Please return all lines from the records below that include the string "bits".

PROVIDED DATA.
------------------------------------
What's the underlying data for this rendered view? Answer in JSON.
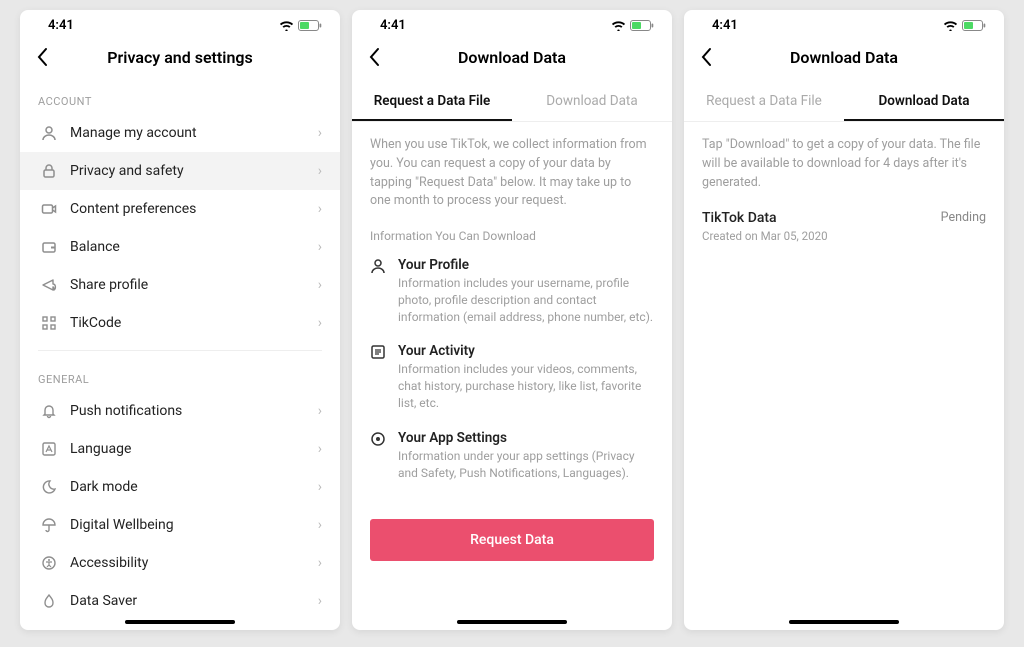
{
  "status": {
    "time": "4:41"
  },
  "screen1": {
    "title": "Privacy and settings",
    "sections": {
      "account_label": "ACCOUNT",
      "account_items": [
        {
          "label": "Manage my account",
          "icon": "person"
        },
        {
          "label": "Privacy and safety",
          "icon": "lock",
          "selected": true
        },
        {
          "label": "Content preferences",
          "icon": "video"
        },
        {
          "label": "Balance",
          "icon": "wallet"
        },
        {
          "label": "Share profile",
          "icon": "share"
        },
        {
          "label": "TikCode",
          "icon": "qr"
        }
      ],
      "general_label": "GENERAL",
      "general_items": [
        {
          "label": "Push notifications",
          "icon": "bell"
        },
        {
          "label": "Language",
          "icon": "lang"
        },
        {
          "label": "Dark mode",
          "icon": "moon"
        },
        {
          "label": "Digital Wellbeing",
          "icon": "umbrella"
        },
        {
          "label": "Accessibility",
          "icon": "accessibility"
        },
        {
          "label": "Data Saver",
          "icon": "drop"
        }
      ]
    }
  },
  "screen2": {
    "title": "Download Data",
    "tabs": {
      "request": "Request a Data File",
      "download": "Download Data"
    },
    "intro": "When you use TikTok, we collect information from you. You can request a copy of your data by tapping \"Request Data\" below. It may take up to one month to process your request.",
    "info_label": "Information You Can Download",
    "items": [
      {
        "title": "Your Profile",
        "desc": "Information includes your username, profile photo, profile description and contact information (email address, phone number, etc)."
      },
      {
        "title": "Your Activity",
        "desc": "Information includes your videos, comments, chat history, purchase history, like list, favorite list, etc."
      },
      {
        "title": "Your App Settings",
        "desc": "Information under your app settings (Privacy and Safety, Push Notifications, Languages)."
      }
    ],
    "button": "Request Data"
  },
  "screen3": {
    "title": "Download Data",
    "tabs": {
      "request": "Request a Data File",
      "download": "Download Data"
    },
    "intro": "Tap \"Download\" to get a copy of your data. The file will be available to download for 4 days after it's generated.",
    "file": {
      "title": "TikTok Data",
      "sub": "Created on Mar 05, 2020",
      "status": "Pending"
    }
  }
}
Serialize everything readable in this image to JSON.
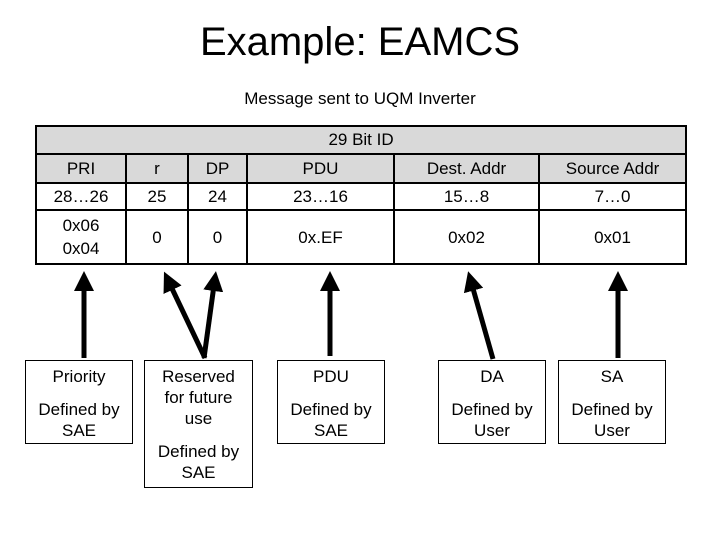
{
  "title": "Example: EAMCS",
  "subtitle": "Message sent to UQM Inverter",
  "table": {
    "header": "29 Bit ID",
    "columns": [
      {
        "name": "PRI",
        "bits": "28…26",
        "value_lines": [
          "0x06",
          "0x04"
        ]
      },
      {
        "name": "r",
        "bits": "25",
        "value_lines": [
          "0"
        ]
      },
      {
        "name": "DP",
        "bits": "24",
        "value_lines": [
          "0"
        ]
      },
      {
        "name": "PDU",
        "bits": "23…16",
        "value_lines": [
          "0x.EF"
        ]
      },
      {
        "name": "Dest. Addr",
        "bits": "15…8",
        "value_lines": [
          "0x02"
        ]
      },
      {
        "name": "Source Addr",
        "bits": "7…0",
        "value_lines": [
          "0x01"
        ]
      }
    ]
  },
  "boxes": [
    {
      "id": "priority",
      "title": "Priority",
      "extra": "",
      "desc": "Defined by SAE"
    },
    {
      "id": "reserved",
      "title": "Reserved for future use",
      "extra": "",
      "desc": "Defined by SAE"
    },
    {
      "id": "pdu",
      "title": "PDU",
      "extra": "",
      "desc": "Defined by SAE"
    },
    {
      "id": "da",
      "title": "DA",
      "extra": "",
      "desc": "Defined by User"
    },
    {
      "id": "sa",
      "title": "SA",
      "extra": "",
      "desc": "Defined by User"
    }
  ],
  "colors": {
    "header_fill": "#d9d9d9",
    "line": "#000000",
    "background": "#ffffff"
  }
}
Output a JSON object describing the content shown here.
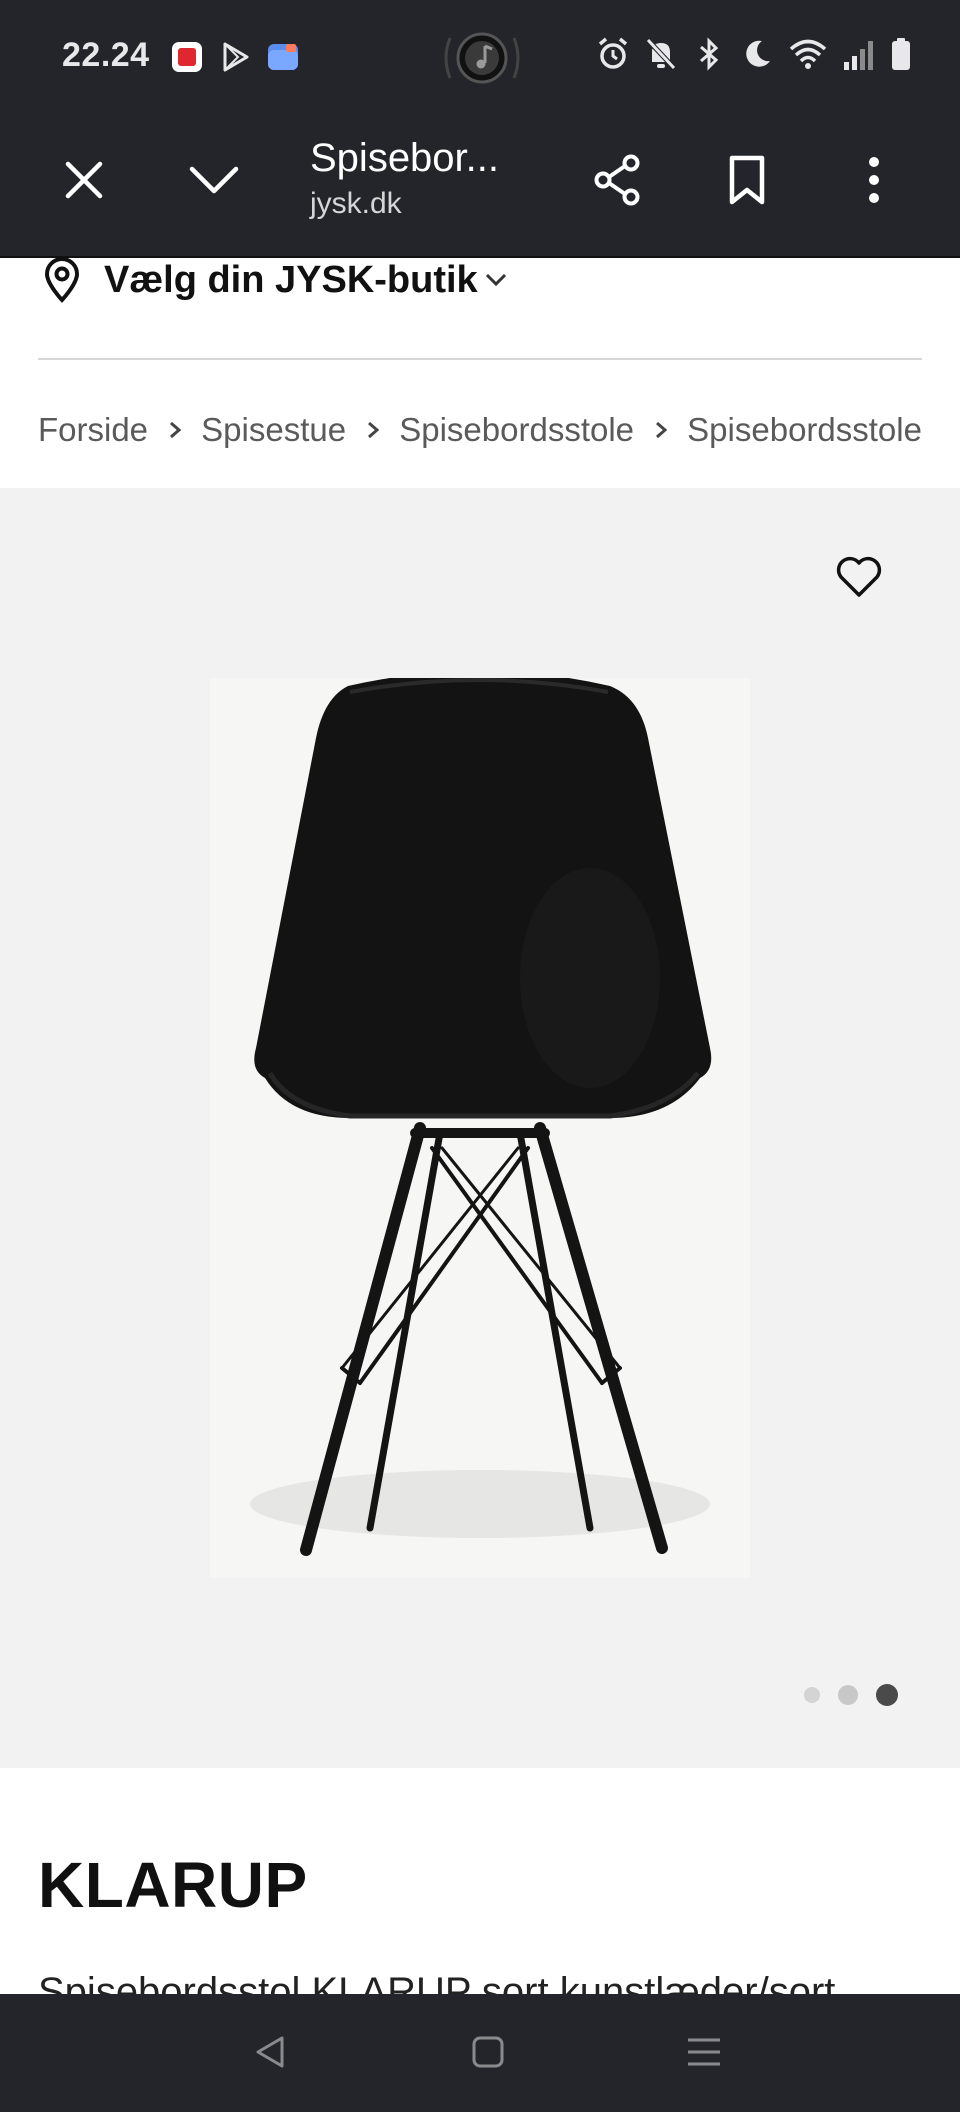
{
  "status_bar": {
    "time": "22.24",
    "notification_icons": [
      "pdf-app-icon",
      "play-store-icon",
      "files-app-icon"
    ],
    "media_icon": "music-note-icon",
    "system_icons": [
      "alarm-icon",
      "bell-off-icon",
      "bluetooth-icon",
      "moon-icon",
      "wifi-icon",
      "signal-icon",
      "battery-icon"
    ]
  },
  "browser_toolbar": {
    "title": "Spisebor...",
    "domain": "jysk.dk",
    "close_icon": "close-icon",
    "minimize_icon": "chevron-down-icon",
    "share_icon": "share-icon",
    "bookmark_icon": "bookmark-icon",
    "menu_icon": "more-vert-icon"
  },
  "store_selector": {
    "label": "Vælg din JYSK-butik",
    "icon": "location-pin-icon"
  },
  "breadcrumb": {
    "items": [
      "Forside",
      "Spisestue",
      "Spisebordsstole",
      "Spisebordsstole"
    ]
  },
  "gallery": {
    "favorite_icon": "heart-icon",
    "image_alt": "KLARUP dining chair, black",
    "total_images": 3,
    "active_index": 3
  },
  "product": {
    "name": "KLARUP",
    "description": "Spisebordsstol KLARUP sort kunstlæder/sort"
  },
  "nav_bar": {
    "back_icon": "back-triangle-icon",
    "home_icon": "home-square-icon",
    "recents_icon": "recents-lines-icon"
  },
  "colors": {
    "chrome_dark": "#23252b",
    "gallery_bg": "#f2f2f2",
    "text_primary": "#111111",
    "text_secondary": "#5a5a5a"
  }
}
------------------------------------
RESULT FOR THIS EXERCISE.
        "bits": "28…26",
        "bits": "25",
        "bits": "24",
        "bits": "23…16",
        "bits": "15…8",
        "bits": "7…0",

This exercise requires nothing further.